Originally printed in England and later reprinted in the Colonies, this pamphlet includes both the Sugar and Molasses Acts of 1764 in their entirety. The Sugar Act, technically an extension of the Molasses Act of 1733, specified a larger number of items to be taxed and added enforcement measures to insure that the tax was not evaded as was its 1733 predecessor. The act was meant to bail England out of economic troubles resulting from war, heavy taxes, and the costs of maintaining a large army abroad.
An Act with Teeth
Just as the king has a duty to defend the empire's lands from foreign attack, Parliament has a duty to safeguard its commerce.

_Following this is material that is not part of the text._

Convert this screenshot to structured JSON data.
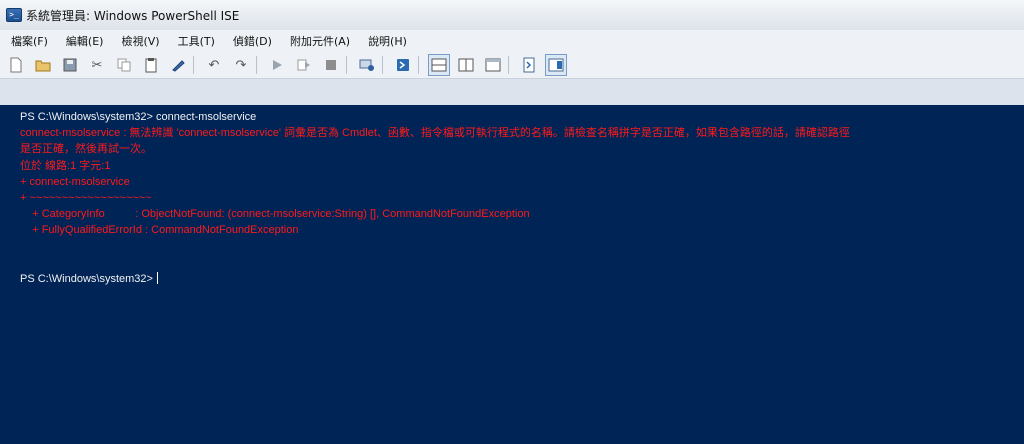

Having successfully concluded the French and Indian War, England is struggling with the dual responsibilities of managing a vastly expanded territory and paying down a debt that has almost doubled in the last decade. In 1764, George Grenville, First Lord of the Treasury, proposes to strengthen the mother country's hold on its American investment and to reinvoke a duty on sugar and molasses first imposed in 1733. The earlier act, designed to protect British West Indian planters from Dutch and French competition, has largely been ignored by colonial merchants. Determined to insure that the present legislation will be enforced, and eager to reassure tax-burdened Englishmen that colonists will contribute to their own defense, Grenville gives his act teeth.
Questions to Consider
1. When will the Sugar Act go into effect?
2. Parliament has long held, and the colonies well respected, its right to regulate trade in the empire. In the second paragraph of the Sugar Act, however, Parliament announces an intention that goes beyond imposing customs duties. What is that intention? Why does the legislation call this new intention "just and necessary"?
3. What products besides sugar and molasses will Parliament tax (see second paragraph)?
4. Many customs officers stationed in the colonies had been known to take a bribe to ignore smuggling. How do sections XXXVIII and XLII address that problem?
5. In an attempt to crack down on illegal smuggling, Parliament gives the customs officers a great deal of latitude. Read sections XLV and XLVI, and explain the rights of those who have been wrongfully accused.
6. Do you think that it is fair that the British ask the colonists to contribute to their own defense? Why or why not? After you have answered this question, look at the Massachusetts Gazette of 31 May 1764. Do you agree with the Bostonians?
7. Merchants are dismayed to discover that violations of the Sugar Act will be tried in vice admiralty courts (see section XLI). Consult a dictionary of the American Revolution to learn more about the courts of vice admiralty. Why did colonists object to these courts?